n. A variety of lacrosse played by men.
Field lacrosse is a full contact outdoor men's sport played with ten players on each team. The sport originated among Native Americans, and the modern rules of field lacrosse were initially codified by Canadian William George Beers in 1867. Field lacrosse is one of three major versions of lacrosse played internationally. The other versions, women's lacrosse (established in the 1890s) and box lacrosse (which originated in the 1930s), are played under significantly different rules.
The object of the game is to use a long handled racket, known as a lacrosse stick or crosse, to catch, carry, and pass a solid rubber ball in an effort to score by ultimately hurling the ball into an opponent's goal. The triangular head of the lacrosse stick has a loose net strung into it that allows the player to hold the lacrosse ball. In addition to the lacrosse stick, players are required to wear a certain amount of protective equipment. Defensively the object is to keep the opposing team from scoring and to dispossess them of the ball through the use of stick checking and body contact. The rules limit the number of players in each part of the field and require the ball to be moved continuously towards the opposing goal. It is sometimes referred to as the "fastest sport on two feet".
Lacrosse is governed internationally by the 52-member Federation of International Lacrosse, which sponsors the World Lacrosse Championships once every four years. A former Olympic sport, attempts by the international governing body to reinstate it to the Games have been hampered by insufficient international participation and by the existence of separate governing bodies for the men's and women's versions of the sport until 2008. Field lacrosse is played professionally in North America by Major League Lacrosse.

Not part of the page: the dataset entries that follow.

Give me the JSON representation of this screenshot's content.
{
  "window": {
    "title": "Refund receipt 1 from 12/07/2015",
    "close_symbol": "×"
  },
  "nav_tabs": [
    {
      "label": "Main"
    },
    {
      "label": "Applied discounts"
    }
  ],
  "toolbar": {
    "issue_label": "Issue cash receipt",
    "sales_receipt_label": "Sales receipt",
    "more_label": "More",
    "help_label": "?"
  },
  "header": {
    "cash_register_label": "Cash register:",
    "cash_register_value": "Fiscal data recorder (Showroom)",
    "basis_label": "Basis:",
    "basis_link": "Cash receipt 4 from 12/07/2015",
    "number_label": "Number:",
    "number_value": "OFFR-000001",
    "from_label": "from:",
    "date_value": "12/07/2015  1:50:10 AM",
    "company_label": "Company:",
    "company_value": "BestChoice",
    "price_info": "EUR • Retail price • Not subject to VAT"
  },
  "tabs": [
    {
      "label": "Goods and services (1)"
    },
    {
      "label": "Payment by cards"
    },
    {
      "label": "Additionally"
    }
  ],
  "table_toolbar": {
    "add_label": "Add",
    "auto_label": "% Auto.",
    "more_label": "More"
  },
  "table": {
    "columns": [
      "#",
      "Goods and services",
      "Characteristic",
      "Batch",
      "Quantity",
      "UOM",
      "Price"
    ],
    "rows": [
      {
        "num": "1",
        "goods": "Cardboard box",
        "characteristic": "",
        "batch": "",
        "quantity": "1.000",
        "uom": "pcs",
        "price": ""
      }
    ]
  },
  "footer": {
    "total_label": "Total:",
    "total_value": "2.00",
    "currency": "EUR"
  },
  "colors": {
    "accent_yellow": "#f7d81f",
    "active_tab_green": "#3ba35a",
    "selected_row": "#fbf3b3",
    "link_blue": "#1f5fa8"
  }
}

It is also played on a high amateur level by the National Collegiate Athletic Association in the United States, the Australian Senior Lacrosse Championship series, and the Canadian University Field Lacrosse Association.